In the United States and internationally, the different legal systems are attempting to deal with the issues arising from society’s reliance on plastics, but there is still so much we don’t know about the material. There are many actors with different interests involved.
For now, plastics are necessary in our lives, even as lawmakers in the United States and globally try to manage the resulting environmental damage, enforcing recycling and limiting the use of plastics.
The demand for plastic remains very high. We should think about sustainable alternatives to plastic, and in the meantime, society must be educated so we can start to cultivate the necessary change of behavior, kindly refusing to buy or use non-biodegradable plastics.
Quite challenging, don’t you think?

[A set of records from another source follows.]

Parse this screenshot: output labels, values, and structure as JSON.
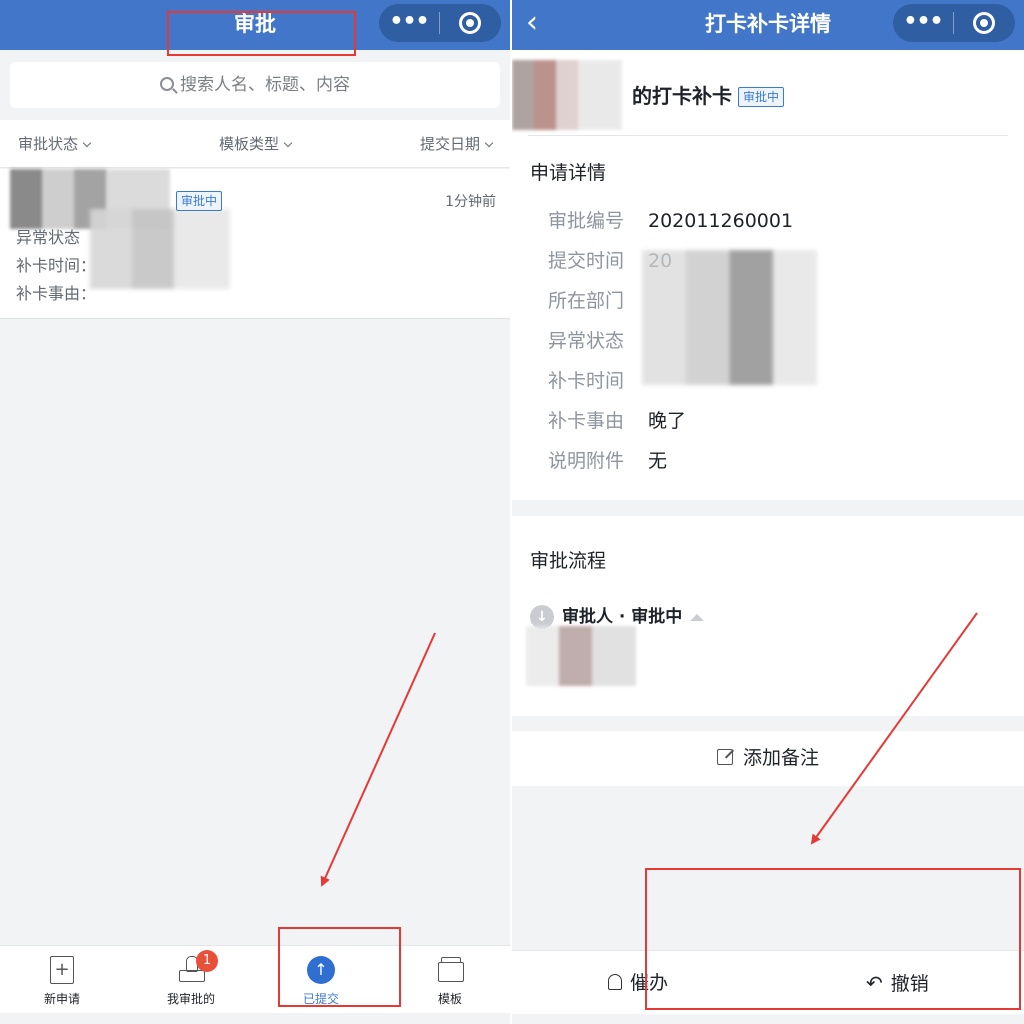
{
  "left": {
    "nav": {
      "title": "审批",
      "more_icon": "•••"
    },
    "search": {
      "placeholder": "搜索人名、标题、内容"
    },
    "filters": {
      "status": "审批状态",
      "template": "模板类型",
      "date": "提交日期"
    },
    "item": {
      "badge": "审批中",
      "time": "1分钟前",
      "fields": [
        "异常状态",
        "补卡时间：",
        "补卡事由："
      ]
    },
    "tabbar": {
      "new_request": "新申请",
      "my_approvals": "我审批的",
      "my_approvals_badge": "1",
      "submitted": "已提交",
      "templates": "模板"
    }
  },
  "right": {
    "nav": {
      "title": "打卡补卡详情",
      "back_icon": "‹",
      "more_icon": "•••"
    },
    "header": {
      "title": "的打卡补卡",
      "badge": "审批中"
    },
    "details": {
      "title": "申请详情",
      "rows": [
        {
          "key": "审批编号",
          "value": "202011260001"
        },
        {
          "key": "提交时间",
          "value": "20"
        },
        {
          "key": "所在部门",
          "value": ""
        },
        {
          "key": "异常状态",
          "value": ""
        },
        {
          "key": "补卡时间",
          "value": ""
        },
        {
          "key": "补卡事由",
          "value": "晚了"
        },
        {
          "key": "说明附件",
          "value": "无"
        }
      ]
    },
    "flow": {
      "title": "审批流程",
      "node": "审批人 · 审批中"
    },
    "add_note": "添加备注",
    "actions": {
      "urge": "催办",
      "revoke": "撤销"
    }
  },
  "colors": {
    "nav_blue": "#4176c8",
    "accent": "#3b7ad4",
    "badge_red": "#e8503a",
    "annotation_red": "#e53935"
  }
}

Alfonso Lopez de la Osa Escribano is director of the Center for U.S. and Mexican Law at the University of Houston Law Center, “The first research center in any U.S. law school devoted to the independent, and critical study of Mexican law and legal aspects of U.S. – Mexico relations”. The U.S.-Mex Law Center does Comparative and International Law studies on the legal relations between Mexico and the United States. As a co-founding member of Texas One Gulf Consortium, Center of Excellent, established after the Deepwater Horizon disaster to advance research into ongoing impacts from the oil spill and other long-term issues that threaten the health and sustainability of the Gulf of Mexico, the Center analyzes those matters, and plastic is also one of their concerns.
UH Energy is the University of Houston’s hub for energy education, research and technology incubation, working to shape the energy future and forge new business approaches in the energy industry.